### DIRECTIONS FOR THIS TASK
Scan the entries below for the word "JSON". Copy each line that has it.

### RECORDS TO PROCESS
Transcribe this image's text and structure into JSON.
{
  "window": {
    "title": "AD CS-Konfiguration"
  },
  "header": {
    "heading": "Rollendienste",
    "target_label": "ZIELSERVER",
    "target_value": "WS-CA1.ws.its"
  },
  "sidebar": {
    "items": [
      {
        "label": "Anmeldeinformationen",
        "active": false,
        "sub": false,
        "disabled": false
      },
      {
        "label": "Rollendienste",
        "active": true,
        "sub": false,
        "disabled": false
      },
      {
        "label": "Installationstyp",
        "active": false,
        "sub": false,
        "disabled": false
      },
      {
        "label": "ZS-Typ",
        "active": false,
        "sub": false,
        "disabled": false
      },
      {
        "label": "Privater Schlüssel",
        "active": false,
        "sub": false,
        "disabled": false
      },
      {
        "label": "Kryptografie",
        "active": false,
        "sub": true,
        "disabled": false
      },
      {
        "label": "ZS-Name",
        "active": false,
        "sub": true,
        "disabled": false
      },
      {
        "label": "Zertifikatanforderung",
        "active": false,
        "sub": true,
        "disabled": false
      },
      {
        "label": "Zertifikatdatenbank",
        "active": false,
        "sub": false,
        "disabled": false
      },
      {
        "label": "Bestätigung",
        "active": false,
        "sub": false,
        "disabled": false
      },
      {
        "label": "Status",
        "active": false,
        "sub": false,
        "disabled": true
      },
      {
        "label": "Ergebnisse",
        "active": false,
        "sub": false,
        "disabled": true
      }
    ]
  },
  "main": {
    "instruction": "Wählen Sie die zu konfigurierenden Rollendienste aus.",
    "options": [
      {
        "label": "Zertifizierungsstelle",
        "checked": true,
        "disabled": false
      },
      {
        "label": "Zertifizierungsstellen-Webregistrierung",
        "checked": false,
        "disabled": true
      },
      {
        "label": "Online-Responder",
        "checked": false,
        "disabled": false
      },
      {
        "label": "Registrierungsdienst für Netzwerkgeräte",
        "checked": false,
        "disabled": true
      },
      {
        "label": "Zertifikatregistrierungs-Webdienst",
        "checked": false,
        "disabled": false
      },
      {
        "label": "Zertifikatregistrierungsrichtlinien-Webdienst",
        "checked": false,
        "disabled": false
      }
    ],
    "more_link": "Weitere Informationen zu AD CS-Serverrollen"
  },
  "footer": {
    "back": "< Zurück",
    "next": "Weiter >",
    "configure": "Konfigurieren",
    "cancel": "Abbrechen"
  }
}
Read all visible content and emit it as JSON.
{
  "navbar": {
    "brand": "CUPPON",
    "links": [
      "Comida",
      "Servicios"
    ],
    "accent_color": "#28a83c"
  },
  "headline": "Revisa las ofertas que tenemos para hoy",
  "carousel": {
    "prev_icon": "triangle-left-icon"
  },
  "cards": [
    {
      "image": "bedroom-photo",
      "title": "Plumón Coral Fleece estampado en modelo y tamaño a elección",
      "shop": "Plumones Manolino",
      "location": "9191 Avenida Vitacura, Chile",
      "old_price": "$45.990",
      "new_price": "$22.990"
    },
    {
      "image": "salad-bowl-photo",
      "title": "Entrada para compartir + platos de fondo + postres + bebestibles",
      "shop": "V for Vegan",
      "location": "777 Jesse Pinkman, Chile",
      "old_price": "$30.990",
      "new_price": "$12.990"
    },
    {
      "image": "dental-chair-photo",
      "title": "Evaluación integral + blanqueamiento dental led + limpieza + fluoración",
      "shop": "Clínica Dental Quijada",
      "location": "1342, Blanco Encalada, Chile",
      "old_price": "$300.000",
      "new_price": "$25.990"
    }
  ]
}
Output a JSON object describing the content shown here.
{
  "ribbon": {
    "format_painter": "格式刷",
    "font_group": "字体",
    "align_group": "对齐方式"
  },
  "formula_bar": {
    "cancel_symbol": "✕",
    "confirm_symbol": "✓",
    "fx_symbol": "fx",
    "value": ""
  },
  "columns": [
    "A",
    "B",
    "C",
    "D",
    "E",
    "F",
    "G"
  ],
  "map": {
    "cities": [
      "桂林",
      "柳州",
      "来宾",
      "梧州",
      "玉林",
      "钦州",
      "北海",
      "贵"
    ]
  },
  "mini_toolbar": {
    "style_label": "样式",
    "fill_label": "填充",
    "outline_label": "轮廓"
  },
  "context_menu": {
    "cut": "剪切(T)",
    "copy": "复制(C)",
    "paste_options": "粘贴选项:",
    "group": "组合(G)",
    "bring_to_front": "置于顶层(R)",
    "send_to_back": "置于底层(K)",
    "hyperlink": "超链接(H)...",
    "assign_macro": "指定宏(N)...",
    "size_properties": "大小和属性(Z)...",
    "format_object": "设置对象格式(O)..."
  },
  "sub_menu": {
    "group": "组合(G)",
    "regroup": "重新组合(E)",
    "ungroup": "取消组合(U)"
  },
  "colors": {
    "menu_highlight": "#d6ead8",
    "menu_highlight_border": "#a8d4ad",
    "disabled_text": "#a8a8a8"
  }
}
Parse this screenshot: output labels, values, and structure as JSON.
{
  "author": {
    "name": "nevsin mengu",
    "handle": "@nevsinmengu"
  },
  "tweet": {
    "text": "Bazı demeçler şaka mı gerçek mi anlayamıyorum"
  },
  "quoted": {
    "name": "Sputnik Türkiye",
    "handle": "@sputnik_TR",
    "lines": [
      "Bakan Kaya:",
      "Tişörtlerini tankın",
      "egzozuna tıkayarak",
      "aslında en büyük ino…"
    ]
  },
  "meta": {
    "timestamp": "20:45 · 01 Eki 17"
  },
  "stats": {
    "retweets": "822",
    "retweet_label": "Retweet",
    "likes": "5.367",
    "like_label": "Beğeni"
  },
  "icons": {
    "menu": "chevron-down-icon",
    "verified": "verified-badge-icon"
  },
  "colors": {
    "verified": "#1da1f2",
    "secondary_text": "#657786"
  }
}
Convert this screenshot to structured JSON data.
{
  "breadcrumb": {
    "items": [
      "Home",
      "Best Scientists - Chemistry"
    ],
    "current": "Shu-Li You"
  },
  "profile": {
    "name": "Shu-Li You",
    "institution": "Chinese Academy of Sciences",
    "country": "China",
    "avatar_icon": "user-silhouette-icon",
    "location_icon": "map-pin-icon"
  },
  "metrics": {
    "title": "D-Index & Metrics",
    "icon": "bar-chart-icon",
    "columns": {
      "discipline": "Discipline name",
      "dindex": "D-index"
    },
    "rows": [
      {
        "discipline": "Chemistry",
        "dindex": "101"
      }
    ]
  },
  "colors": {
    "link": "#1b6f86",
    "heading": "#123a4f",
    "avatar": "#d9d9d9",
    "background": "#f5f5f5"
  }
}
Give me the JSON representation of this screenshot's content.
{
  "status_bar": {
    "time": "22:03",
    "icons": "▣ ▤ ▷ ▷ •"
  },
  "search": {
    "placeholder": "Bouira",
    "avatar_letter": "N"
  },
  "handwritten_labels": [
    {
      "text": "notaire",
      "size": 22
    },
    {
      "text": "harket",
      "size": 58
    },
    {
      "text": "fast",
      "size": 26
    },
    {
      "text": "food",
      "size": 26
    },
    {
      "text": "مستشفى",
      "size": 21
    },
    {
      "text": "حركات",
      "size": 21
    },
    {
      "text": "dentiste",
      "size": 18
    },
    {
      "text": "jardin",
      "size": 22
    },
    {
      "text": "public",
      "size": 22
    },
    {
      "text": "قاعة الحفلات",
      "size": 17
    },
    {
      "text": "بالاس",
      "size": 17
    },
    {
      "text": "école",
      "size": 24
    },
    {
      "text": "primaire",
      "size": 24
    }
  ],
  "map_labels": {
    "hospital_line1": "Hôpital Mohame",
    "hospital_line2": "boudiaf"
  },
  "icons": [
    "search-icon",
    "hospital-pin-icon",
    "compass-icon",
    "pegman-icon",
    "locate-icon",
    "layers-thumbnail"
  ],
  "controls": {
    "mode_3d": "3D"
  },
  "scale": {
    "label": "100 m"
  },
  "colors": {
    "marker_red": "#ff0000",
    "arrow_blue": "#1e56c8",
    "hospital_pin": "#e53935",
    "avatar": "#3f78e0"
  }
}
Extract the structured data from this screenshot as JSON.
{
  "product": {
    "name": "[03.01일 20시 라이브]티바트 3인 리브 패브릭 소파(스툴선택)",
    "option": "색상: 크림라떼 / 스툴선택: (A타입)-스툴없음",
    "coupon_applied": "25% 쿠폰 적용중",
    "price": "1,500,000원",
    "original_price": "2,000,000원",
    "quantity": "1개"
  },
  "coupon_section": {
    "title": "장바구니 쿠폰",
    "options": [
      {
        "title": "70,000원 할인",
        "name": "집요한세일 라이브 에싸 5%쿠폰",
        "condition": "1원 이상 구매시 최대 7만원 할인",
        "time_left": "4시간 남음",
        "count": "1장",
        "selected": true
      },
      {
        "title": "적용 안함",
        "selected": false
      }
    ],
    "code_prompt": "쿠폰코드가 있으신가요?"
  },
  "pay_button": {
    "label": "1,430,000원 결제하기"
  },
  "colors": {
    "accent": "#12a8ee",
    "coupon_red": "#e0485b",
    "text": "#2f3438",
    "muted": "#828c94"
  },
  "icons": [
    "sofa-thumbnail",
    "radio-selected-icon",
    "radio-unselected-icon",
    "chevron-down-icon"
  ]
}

### RESULT OF THE TASK
Transcribe this image's text and structure into JSON.
Read all visible content and emit it as JSON.
Output a JSON object describing the content shown here.
Parse this screenshot: output labels, values, and structure as JSON.
Convert this screenshot to structured JSON data.
Give me the JSON representation of this screenshot's content.
Extract the structured data from this screenshot as JSON.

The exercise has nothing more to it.